→ **WHAT YOU WILL DO**
Without the pictures, output all of the data exactly.

→ **Dataset rows describing interfaces**
==============================
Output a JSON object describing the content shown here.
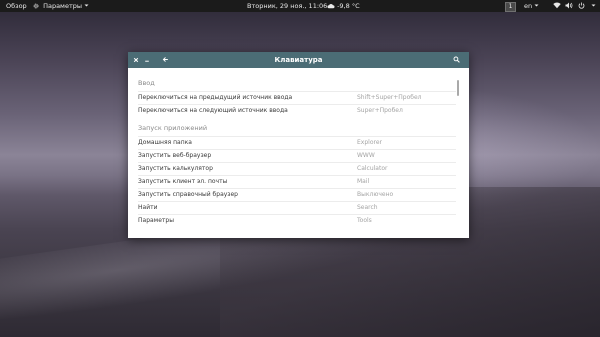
{
  "topbar": {
    "overview": "Обзор",
    "app_menu": "Параметры",
    "clock": "Вторник, 29 ноя., 11:06",
    "weather": "-9,8 °C",
    "workspace": "1",
    "lang": "en",
    "icons": [
      "gear-icon",
      "chevron-down-icon",
      "cloud-icon",
      "wifi-icon",
      "volume-icon",
      "power-icon"
    ]
  },
  "window": {
    "title": "Клавиатура",
    "icons": [
      "close-icon",
      "minimize-icon",
      "back-arrow-icon",
      "search-icon"
    ],
    "sections": [
      {
        "title": "Ввод",
        "rows": [
          {
            "action": "Переключиться на предыдущий источник ввода",
            "shortcut": "Shift+Super+Пробел"
          },
          {
            "action": "Переключиться на следующий источник ввода",
            "shortcut": "Super+Пробел"
          }
        ]
      },
      {
        "title": "Запуск приложений",
        "rows": [
          {
            "action": "Домашняя папка",
            "shortcut": "Explorer"
          },
          {
            "action": "Запустить веб-браузер",
            "shortcut": "WWW"
          },
          {
            "action": "Запустить калькулятор",
            "shortcut": "Calculator"
          },
          {
            "action": "Запустить клиент эл. почты",
            "shortcut": "Mail"
          },
          {
            "action": "Запустить справочный браузер",
            "shortcut": "Выключено"
          },
          {
            "action": "Найти",
            "shortcut": "Search"
          },
          {
            "action": "Параметры",
            "shortcut": "Tools"
          }
        ]
      }
    ]
  }
}
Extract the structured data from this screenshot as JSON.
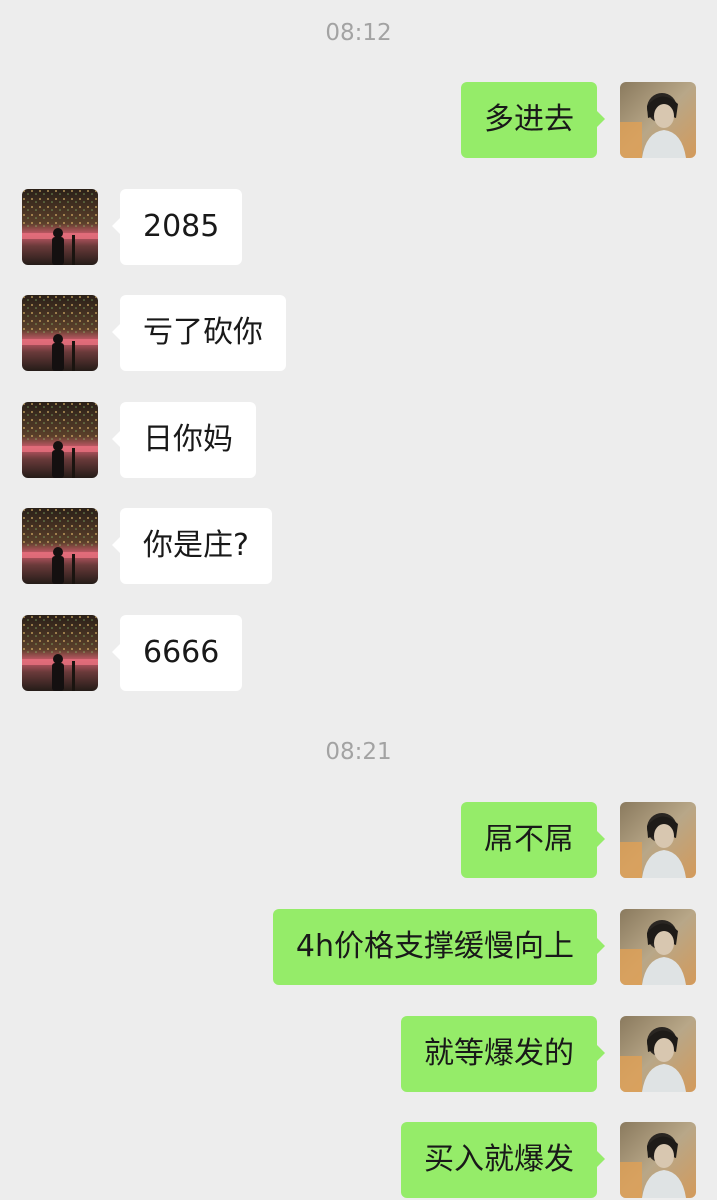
{
  "colors": {
    "background": "#ededed",
    "sent_bubble": "#95ec69",
    "received_bubble": "#ffffff",
    "timestamp_text": "#a3a3a3"
  },
  "timestamps": [
    "08:12",
    "08:21"
  ],
  "messages": [
    {
      "side": "right",
      "text": "多进去",
      "avatar": "self-avatar"
    },
    {
      "side": "left",
      "text": "2085",
      "avatar": "contact-avatar"
    },
    {
      "side": "left",
      "text": "亏了砍你",
      "avatar": "contact-avatar"
    },
    {
      "side": "left",
      "text": "日你妈",
      "avatar": "contact-avatar"
    },
    {
      "side": "left",
      "text": "你是庄?",
      "avatar": "contact-avatar"
    },
    {
      "side": "left",
      "text": "6666",
      "avatar": "contact-avatar"
    },
    {
      "side": "right",
      "text": "屌不屌",
      "avatar": "self-avatar"
    },
    {
      "side": "right",
      "text": "4h价格支撑缓慢向上",
      "avatar": "self-avatar"
    },
    {
      "side": "right",
      "text": "就等爆发的",
      "avatar": "self-avatar"
    },
    {
      "side": "right",
      "text": "买入就爆发",
      "avatar": "self-avatar"
    }
  ]
}
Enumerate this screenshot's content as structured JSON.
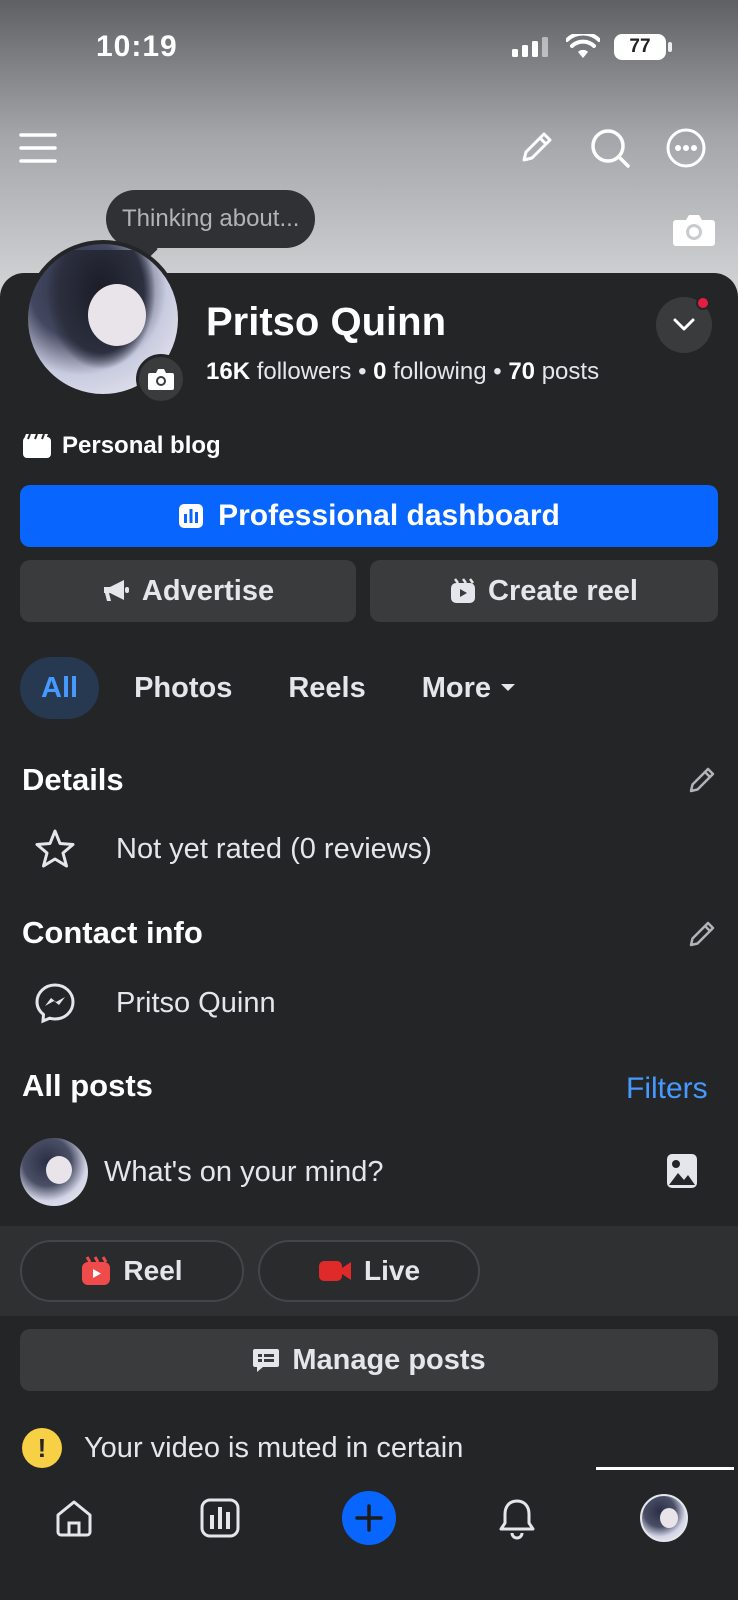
{
  "status_bar": {
    "time": "10:19",
    "battery": "77"
  },
  "header": {
    "thought_bubble": "Thinking about...",
    "icons": [
      "menu-icon",
      "pencil-icon",
      "search-icon",
      "more-icon",
      "camera-icon"
    ]
  },
  "profile": {
    "name": "Pritso Quinn",
    "followers_count": "16K",
    "followers_label": " followers",
    "sep1": " • ",
    "following_count": "0",
    "following_label": " following",
    "sep2": " • ",
    "posts_count": "70",
    "posts_label": " posts",
    "category": "Personal blog"
  },
  "actions": {
    "professional_dashboard": "Professional dashboard",
    "advertise": "Advertise",
    "create_reel": "Create reel"
  },
  "tabs": [
    {
      "label": "All",
      "active": true
    },
    {
      "label": "Photos",
      "active": false
    },
    {
      "label": "Reels",
      "active": false
    },
    {
      "label": "More",
      "active": false
    }
  ],
  "details": {
    "title": "Details",
    "rating": "Not yet rated (0 reviews)"
  },
  "contact": {
    "title": "Contact info",
    "messenger": "Pritso Quinn"
  },
  "posts": {
    "title": "All posts",
    "filters": "Filters",
    "composer_placeholder": "What's on your mind?",
    "reel_label": "Reel",
    "live_label": "Live",
    "manage_posts": "Manage posts",
    "notice": "Your video is muted in certain"
  },
  "colors": {
    "accent": "#0866ff",
    "link": "#4599ff",
    "background": "#242527",
    "reel": "#ef4b4b",
    "live": "#e02a2a",
    "warning": "#f7d046"
  },
  "bottom_nav": [
    "home-icon",
    "dashboard-icon",
    "create-icon",
    "notifications-icon",
    "profile-avatar"
  ]
}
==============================
→ **YOUR SOLUTION**
Output a JSON object describing the content shown here.
{
  "topbar": {
    "overview": "Обзор",
    "app_menu": "Параметры",
    "clock": "Вторник, 29 ноя., 11:06",
    "weather": "-9,8 °C",
    "workspace": "1",
    "lang": "en",
    "icons": [
      "gear-icon",
      "chevron-down-icon",
      "cloud-icon",
      "wifi-icon",
      "volume-icon",
      "power-icon"
    ]
  },
  "window": {
    "title": "Клавиатура",
    "icons": [
      "close-icon",
      "minimize-icon",
      "back-arrow-icon",
      "search-icon"
    ],
    "sections": [
      {
        "title": "Ввод",
        "rows": [
          {
            "action": "Переключиться на предыдущий источник ввода",
            "shortcut": "Shift+Super+Пробел"
          },
          {
            "action": "Переключиться на следующий источник ввода",
            "shortcut": "Super+Пробел"
          }
        ]
      },
      {
        "title": "Запуск приложений",
        "rows": [
          {
            "action": "Домашняя папка",
            "shortcut": "Explorer"
          },
          {
            "action": "Запустить веб-браузер",
            "shortcut": "WWW"
          },
          {
            "action": "Запустить калькулятор",
            "shortcut": "Calculator"
          },
          {
            "action": "Запустить клиент эл. почты",
            "shortcut": "Mail"
          },
          {
            "action": "Запустить справочный браузер",
            "shortcut": "Выключено"
          },
          {
            "action": "Найти",
            "shortcut": "Search"
          },
          {
            "action": "Параметры",
            "shortcut": "Tools"
          }
        ]
      }
    ]
  }
}
Extract the structured data from this screenshot as JSON.
{
  "colors": {
    "background": "#ededed",
    "sent_bubble": "#95ec69",
    "received_bubble": "#ffffff",
    "timestamp_text": "#a3a3a3"
  },
  "timestamps": [
    "08:12",
    "08:21"
  ],
  "messages": [
    {
      "side": "right",
      "text": "多进去",
      "avatar": "self-avatar"
    },
    {
      "side": "left",
      "text": "2085",
      "avatar": "contact-avatar"
    },
    {
      "side": "left",
      "text": "亏了砍你",
      "avatar": "contact-avatar"
    },
    {
      "side": "left",
      "text": "日你妈",
      "avatar": "contact-avatar"
    },
    {
      "side": "left",
      "text": "你是庄?",
      "avatar": "contact-avatar"
    },
    {
      "side": "left",
      "text": "6666",
      "avatar": "contact-avatar"
    },
    {
      "side": "right",
      "text": "屌不屌",
      "avatar": "self-avatar"
    },
    {
      "side": "right",
      "text": "4h价格支撑缓慢向上",
      "avatar": "self-avatar"
    },
    {
      "side": "right",
      "text": "就等爆发的",
      "avatar": "self-avatar"
    },
    {
      "side": "right",
      "text": "买入就爆发",
      "avatar": "self-avatar"
    }
  ]
}
Enumerate this screenshot's content as structured JSON.
{
  "status_bar": {
    "time": "10:19",
    "battery": "77"
  },
  "header": {
    "thought_bubble": "Thinking about...",
    "icons": [
      "menu-icon",
      "pencil-icon",
      "search-icon",
      "more-icon",
      "camera-icon"
    ]
  },
  "profile": {
    "name": "Pritso Quinn",
    "followers_count": "16K",
    "followers_label": " followers",
    "sep1": " • ",
    "following_count": "0",
    "following_label": " following",
    "sep2": " • ",
    "posts_count": "70",
    "posts_label": " posts",
    "category": "Personal blog"
  },
  "actions": {
    "professional_dashboard": "Professional dashboard",
    "advertise": "Advertise",
    "create_reel": "Create reel"
  },
  "tabs": [
    {
      "label": "All",
      "active": true
    },
    {
      "label": "Photos",
      "active": false
    },
    {
      "label": "Reels",
      "active": false
    },
    {
      "label": "More",
      "active": false
    }
  ],
  "details": {
    "title": "Details",
    "rating": "Not yet rated (0 reviews)"
  },
  "contact": {
    "title": "Contact info",
    "messenger": "Pritso Quinn"
  },
  "posts": {
    "title": "All posts",
    "filters": "Filters",
    "composer_placeholder": "What's on your mind?",
    "reel_label": "Reel",
    "live_label": "Live",
    "manage_posts": "Manage posts",
    "notice": "Your video is muted in certain"
  },
  "colors": {
    "accent": "#0866ff",
    "link": "#4599ff",
    "background": "#242527",
    "reel": "#ef4b4b",
    "live": "#e02a2a",
    "warning": "#f7d046"
  },
  "bottom_nav": [
    "home-icon",
    "dashboard-icon",
    "create-icon",
    "notifications-icon",
    "profile-avatar"
  ]
}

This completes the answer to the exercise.